» RECORDS FOR THIS TASK:
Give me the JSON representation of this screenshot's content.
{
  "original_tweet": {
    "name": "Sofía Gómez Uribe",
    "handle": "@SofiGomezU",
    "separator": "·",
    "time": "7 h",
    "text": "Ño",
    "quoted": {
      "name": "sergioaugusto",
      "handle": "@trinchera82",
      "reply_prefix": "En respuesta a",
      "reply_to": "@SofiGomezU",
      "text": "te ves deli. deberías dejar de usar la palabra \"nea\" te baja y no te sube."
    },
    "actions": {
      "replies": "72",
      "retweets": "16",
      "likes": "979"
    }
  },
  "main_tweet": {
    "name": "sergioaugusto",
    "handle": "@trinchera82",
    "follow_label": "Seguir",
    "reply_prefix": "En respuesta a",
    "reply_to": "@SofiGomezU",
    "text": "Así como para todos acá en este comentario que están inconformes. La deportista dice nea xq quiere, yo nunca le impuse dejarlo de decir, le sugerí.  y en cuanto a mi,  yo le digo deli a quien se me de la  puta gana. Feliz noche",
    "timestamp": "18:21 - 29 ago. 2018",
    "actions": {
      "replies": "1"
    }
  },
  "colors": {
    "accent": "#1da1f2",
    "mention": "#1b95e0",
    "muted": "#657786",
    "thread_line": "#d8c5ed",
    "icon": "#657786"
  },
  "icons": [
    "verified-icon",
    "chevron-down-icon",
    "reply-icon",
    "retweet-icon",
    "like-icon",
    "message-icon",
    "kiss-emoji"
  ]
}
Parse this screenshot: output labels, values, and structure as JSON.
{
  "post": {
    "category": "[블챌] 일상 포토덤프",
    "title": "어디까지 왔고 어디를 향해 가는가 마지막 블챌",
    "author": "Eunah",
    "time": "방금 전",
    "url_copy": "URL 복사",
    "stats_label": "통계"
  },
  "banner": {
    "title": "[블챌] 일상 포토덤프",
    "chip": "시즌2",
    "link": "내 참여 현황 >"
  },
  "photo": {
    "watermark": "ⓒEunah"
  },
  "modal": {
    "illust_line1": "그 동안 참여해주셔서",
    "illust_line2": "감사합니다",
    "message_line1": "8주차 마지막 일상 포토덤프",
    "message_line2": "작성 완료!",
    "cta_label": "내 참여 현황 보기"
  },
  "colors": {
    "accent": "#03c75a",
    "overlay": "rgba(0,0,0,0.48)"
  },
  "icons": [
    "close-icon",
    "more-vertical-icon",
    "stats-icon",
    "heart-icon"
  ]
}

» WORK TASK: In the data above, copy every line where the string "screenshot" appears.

» SOLUTION TO THIS TASK:
Give me the JSON representation of this screenshot's content.
Parse this screenshot: output labels, values, and structure as JSON.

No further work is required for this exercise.